How can we talk to each other, understand each other, discuss with respect, communicate about projects and objectives, convey our needs and listen to those of the other? How to communicate by placing respect and understanding of others at the heart of the discussion? How to communicate outside of the offensive and the defensive?
I ask myself these questions because I am constantly confronted with them, first of all with myself, in my way of communicating and understanding others, but also within my own family and within places in transition where I have been working since the start of my trip, in search of other ways of life.
In the different places where I have been as a volunteer since the end of August, communication has appeared to me each time as a difficult subject and revealing essential and deep problems about our way of living together today. Whether it is a small farm in transition, a straw built house, a family farm in aromatic products or an organic market garden, all these places focused on an ecological approach and a desire for transition appeared to me as lacking in communication but above all in ways to communicate. And while everyone still tried to do their best, that didn’t prevent problems from happening on a recurring basis. How could all these places turned towards a future where living together, community appear as essential pillars of success, could they have so many communication problems?
The question is important. Because it reveals our dysfunctions, our habits and our fears about the future. How do all these places in transition, how all these eco-places that are now created almost every week, manage to live together? How is it possible to believe and advocate a future based on sharing, understanding and respect if we are not able to communicate with each other first? How can we claim a participatory democracy, a community society if we are not even able to listen to ourselves? I, who am naturally solitary and emotional and who already have difficulty in communicating in a benevolent way towards myself or my own family, how am I going to live in community? Am I able to change? Am I able to learn to communicate in a different way? Am I able to be accommodating to anyone, regardless of orientation or character? Am I able to communicate without getting angry, by detecting the needs of my interlocutor behind the often hurtful words? Am I able to put my ego aside to really listen to the other?
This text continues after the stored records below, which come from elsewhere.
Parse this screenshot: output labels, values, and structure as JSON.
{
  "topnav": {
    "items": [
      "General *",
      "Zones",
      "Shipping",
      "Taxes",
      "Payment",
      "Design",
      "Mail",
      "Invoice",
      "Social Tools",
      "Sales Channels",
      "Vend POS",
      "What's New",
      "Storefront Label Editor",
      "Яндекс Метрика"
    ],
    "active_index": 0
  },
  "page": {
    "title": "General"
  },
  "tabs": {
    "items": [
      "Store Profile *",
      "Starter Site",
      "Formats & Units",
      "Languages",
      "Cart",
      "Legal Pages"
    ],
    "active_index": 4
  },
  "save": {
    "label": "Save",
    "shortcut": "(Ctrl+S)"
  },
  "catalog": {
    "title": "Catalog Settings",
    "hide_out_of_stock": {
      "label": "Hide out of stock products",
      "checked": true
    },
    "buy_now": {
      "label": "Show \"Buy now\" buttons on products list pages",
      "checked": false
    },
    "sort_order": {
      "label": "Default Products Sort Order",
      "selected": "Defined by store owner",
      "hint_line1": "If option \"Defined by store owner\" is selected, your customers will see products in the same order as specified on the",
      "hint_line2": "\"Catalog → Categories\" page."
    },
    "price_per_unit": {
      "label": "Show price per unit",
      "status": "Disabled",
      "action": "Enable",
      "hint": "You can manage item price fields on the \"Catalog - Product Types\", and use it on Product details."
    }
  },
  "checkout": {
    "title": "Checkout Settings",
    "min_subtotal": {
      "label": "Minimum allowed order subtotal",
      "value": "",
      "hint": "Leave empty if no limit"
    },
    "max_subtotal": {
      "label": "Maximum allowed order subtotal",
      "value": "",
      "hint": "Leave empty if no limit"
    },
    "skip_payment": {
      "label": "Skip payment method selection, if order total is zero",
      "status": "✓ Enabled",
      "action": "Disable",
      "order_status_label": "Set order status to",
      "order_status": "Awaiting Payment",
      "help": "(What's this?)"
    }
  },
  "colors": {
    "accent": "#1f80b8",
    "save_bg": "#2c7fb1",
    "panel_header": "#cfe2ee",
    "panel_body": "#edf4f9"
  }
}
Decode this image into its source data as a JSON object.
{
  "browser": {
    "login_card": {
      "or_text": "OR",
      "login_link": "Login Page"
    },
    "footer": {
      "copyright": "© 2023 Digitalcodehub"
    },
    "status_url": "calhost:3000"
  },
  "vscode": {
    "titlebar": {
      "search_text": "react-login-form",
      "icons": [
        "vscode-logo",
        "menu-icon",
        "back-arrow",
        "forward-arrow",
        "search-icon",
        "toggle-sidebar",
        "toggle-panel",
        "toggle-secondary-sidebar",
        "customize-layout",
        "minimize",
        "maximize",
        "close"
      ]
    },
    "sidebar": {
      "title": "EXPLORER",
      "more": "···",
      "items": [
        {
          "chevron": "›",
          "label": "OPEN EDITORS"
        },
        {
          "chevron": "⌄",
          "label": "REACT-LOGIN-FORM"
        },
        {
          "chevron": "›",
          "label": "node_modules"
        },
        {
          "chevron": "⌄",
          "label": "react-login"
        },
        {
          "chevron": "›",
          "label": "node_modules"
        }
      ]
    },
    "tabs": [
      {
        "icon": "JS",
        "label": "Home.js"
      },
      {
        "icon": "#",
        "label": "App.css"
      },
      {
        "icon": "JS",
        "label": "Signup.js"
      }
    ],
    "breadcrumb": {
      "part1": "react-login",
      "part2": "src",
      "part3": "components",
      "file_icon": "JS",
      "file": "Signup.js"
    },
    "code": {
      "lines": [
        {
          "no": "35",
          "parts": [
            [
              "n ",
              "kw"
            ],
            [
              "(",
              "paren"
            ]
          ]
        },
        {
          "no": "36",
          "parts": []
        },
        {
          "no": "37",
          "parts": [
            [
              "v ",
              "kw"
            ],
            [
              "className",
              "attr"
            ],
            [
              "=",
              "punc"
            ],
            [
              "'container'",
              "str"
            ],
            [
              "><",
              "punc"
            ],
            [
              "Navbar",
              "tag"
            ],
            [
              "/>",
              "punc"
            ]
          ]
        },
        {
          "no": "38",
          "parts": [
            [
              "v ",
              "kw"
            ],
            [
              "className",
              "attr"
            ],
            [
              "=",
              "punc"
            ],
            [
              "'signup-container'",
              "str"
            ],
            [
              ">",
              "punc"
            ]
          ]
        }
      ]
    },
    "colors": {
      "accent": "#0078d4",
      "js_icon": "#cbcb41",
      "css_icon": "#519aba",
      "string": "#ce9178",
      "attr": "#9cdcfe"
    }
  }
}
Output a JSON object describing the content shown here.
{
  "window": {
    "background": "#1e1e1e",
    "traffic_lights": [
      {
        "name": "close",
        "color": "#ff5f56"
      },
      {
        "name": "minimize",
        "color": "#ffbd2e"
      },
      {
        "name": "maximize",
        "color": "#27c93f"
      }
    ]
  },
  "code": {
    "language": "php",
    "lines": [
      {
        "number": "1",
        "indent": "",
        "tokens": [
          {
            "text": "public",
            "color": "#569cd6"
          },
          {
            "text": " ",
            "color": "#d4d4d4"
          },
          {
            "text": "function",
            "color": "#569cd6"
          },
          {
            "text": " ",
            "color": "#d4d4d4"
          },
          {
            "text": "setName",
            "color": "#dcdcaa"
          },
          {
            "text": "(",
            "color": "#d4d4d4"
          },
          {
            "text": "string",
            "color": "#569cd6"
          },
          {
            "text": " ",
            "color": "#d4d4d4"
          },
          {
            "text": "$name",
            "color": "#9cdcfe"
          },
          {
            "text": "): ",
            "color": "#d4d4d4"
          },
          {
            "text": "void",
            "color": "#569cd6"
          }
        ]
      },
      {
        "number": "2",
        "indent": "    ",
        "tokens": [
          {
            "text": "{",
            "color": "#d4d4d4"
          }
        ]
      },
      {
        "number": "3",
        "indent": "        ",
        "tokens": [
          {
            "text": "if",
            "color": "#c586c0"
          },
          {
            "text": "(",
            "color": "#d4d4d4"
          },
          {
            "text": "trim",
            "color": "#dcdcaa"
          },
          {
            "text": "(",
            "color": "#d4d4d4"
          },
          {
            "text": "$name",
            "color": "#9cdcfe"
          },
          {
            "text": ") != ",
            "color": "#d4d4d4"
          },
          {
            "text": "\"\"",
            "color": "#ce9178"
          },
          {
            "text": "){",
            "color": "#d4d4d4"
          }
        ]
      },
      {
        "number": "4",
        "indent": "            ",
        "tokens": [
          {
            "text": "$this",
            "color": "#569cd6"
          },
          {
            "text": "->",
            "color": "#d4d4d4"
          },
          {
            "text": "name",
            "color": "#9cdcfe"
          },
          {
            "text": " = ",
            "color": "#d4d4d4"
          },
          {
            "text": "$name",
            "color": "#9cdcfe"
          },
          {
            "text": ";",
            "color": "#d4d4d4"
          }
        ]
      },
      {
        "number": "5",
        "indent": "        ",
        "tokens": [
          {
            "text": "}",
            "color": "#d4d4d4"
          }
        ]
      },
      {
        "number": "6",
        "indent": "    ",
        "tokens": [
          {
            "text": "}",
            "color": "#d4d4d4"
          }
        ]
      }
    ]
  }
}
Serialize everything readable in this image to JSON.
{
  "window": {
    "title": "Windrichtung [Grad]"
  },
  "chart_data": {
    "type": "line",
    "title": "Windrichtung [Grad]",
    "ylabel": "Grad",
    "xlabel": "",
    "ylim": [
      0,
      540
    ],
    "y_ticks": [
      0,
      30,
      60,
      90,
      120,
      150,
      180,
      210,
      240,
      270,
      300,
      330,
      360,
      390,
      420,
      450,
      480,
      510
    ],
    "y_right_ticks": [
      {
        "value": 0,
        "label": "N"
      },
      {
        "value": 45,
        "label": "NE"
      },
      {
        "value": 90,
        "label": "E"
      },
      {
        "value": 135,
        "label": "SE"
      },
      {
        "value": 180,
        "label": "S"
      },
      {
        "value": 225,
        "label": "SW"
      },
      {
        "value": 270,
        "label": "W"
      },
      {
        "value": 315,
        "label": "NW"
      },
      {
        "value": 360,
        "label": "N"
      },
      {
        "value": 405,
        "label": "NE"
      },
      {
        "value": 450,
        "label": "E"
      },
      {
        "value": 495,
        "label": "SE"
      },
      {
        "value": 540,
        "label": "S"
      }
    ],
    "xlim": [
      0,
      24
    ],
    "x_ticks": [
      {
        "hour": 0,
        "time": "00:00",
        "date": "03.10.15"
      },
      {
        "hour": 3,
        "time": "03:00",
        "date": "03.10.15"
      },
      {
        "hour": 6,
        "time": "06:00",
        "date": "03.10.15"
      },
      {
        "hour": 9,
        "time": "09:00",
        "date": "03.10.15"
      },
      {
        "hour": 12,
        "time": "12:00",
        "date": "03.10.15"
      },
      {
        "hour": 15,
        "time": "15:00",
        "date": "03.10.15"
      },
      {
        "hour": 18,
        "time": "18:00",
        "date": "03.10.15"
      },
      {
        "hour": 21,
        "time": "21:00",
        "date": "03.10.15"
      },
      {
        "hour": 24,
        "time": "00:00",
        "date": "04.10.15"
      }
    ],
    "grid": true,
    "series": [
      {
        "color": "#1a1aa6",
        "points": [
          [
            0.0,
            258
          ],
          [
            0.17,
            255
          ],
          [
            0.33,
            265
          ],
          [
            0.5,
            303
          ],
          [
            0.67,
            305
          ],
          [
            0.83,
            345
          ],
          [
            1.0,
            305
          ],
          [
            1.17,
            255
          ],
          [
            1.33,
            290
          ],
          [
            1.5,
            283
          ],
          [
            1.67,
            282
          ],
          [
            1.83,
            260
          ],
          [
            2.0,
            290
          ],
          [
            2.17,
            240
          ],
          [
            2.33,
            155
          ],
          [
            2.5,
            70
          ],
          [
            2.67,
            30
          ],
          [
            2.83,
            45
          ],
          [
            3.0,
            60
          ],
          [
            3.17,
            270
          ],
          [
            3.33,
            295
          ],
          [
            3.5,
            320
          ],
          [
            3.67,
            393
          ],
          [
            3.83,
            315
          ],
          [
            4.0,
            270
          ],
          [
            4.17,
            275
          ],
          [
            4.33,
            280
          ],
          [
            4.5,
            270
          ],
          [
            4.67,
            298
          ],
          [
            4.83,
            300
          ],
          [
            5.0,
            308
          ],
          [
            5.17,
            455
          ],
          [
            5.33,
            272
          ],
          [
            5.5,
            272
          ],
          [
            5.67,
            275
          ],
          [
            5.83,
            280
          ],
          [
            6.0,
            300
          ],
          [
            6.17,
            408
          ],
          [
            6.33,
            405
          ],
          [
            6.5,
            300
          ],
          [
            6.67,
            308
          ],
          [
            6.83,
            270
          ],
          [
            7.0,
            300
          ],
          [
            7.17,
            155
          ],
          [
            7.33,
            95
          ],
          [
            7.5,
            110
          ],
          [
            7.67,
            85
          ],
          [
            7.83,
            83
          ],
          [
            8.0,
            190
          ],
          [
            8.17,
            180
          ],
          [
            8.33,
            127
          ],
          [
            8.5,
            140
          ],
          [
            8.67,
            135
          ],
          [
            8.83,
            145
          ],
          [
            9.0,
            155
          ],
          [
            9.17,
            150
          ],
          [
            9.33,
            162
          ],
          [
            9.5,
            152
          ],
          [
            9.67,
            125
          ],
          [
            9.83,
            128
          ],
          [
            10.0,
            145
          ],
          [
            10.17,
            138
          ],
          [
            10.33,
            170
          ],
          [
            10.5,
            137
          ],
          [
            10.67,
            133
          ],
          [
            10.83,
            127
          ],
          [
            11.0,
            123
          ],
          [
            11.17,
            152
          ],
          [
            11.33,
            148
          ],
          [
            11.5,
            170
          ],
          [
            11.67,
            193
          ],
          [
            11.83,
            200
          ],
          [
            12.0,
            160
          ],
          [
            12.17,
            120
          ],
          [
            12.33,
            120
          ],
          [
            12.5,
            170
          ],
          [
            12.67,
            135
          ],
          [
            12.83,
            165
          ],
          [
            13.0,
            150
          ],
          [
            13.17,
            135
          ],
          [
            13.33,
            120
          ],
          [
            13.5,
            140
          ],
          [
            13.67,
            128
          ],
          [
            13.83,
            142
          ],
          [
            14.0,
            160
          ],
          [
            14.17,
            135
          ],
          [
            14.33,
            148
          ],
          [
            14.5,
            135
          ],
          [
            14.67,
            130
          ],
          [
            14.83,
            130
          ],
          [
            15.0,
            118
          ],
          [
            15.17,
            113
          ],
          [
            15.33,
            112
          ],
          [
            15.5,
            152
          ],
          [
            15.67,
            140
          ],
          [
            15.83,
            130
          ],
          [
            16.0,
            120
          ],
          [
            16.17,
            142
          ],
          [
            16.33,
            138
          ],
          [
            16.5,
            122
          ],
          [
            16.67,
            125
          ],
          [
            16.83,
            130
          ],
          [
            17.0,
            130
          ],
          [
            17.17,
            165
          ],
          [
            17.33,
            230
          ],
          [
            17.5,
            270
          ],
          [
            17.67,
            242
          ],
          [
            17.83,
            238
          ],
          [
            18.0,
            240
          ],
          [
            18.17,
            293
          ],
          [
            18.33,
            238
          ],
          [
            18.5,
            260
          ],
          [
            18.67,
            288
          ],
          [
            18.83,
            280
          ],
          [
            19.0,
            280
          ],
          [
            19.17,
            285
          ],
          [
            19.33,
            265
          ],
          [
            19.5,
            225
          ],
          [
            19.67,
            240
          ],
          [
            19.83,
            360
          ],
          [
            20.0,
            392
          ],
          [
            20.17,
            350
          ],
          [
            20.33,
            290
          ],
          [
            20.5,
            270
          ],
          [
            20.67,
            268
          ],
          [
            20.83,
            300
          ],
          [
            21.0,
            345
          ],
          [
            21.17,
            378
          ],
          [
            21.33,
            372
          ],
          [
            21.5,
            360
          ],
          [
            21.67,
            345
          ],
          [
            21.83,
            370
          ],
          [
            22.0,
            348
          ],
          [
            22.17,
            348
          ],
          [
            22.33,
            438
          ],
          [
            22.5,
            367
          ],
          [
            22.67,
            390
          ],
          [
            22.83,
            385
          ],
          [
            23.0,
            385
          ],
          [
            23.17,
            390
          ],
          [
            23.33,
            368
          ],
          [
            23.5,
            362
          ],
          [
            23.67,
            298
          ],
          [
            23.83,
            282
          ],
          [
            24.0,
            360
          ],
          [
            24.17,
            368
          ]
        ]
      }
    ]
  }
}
When I see the communicational problems of the places where I have volunteered until now (non-statement of needs, undefined objectives, aggressive discussions, problems of listening in couples, superficial relationships, ego problem, lack of organization, etc) and my own conflicting exchanges, it seems obvious to me that the first thing to do before even setting up the world of tomorrow is to learn to communicate. We can only set up a new society, a new democracy if we work on our dysfunctions so as not to repeat the same mistakes over and over again. We need to unlearn what today’s society teaches us, based on violence (aggressiveness, competition, disrespect, burying our emotional needs) in order to relearn how to live together and to communicate in a benevolent way. Language and words have a determining role in the establishment of benevolent or conflictual relationships. Learning non-violent communication, in which empathy is at the heart of the process, therefore seems to me to be an essential step to take. As the founder of the technique, Marshall Rosenberg says, we need to use a mode of communication that fosters the impulse of the heart and connects us to ourselves and others and put in place the government structures that promote these exchanges.
So I think that in parallel with my process of discovering other ways of life, I must work right now to develop an inner well-being and to learn a benevolent communication. Starting with working on myself, then expanding it to include my family and daily exchanges. This work on language and the relationship to others will automatically change my way of conceiving a society but also my relationship to the different living species inhabiting the planet. Communication does not stop with men. It is also done in our relationship with animals, plants, insects … In our exchanges with them and in our way of conceiving and accepting them. It is therefore with a new mode of thinking that I will be able to tackle issues relating to transition, negative growth, living together and respect for living beings. It is even very likely that it is probably only by making this change, this transformation, that I will subsequently be able to approach these themes with a new eye.